Cathy’s mother gave me no such high-falutin' encouragement or any type of guarantee whatsoever. Cathy’s grandfather was downright mean about it. He didn’t deem me worthy. Her “friends and family” at the church, even as we were exchanging “I do’s,” were definitely kicking my tires and peering under my hood. They weren’t sure their favorite “daughter” was getting the Cadillac Coupe Deville of husbands.

My favorite truck just wore out. My favorite wife said 35 years in the classroom was enough. Both came as a shock to me. I just assumed Cathy would teach forever. And I put a brand new set of Michelins on that truck just a year ago. It was a double whammy as both “gave me the news” in the same week! I would have accused them of conspiring against me but I knew them too well. Cathy wants to spend more time with our growing herd of grandchildren. The pickup didn’t feel compelled to explain or elaborate.

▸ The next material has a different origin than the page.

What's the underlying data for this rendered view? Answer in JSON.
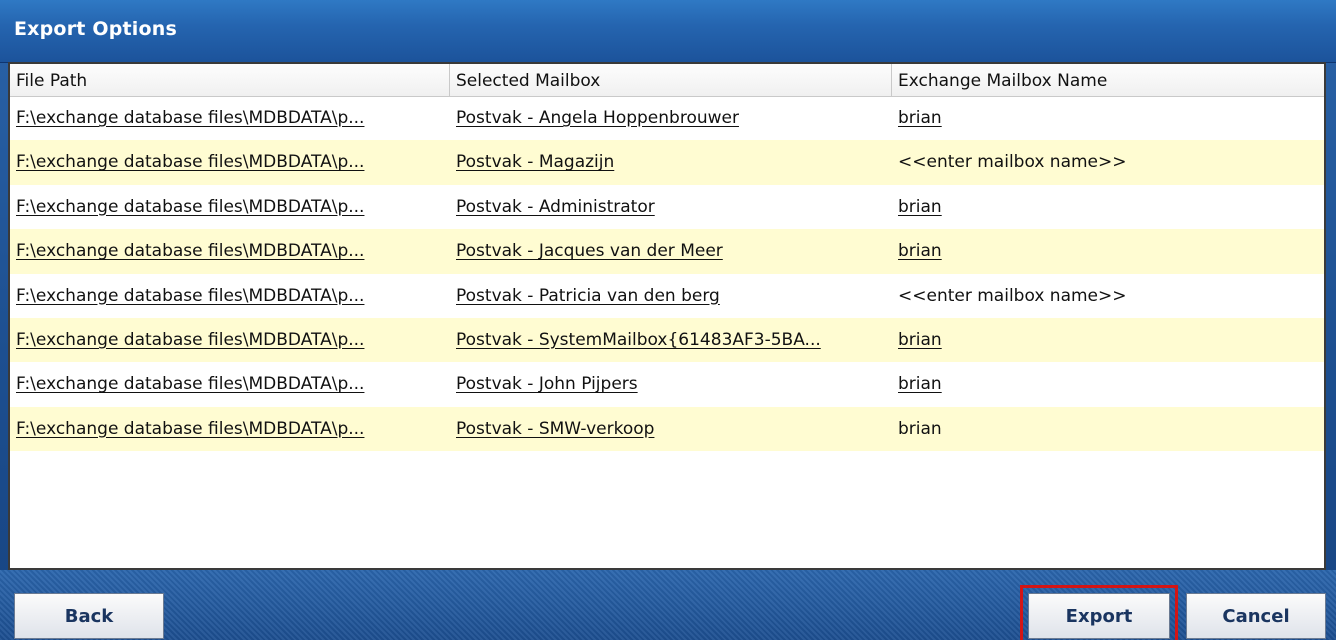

It was the first time that truck ever let me down. If you don’t count the time the alternator caught on fire just this side of Sopchoppy. And I did have to replace the starter once. Cathy, of course, has never disappointed me. Her granddaddy was right all along.      

I should have had a clue. The warning signs had been popping up from time to time. The truck groaned and coughed a little more than usual. It smoked like an old coal burning freight train when it first cranked up in the mornings. It didn’t show the same pep that it once did. It would make little knocking sounds as it approached 65 mph. You couldn’t keep oil in it. The seats were cracked and fading. And the red brake light on the dash had been flashing for the past 6 months. Cathy’s warning signs were about the same.

Life is full of adjustments. I bought a new vehicle. It doesn’t wear yet like my old truck, but these relationships take time. Cathy has left for a “sabbatical” with “the kids” in Tennessee. She does call almost every night to remind me to eat, pay the electric bill and water her flowers.

I am more fortunate than most. The truck chugged along year after year with nary a compliant. Cathy basically did the same. Both were extremely loyal. Both put my interests way above their own. They hung with me through thick and thin. My love for either never faded. They made life more comfortable, more enjoyable and worth getting up each morning for.

And let me quickly add, lest I offend some ladies auxiliary group or the WMCA in Topeka, that in no way here am I trying to equate a truck, no matter how faithful and true, to my beloved wife. They are not even close to being the same. I traded one of them in for a newer model.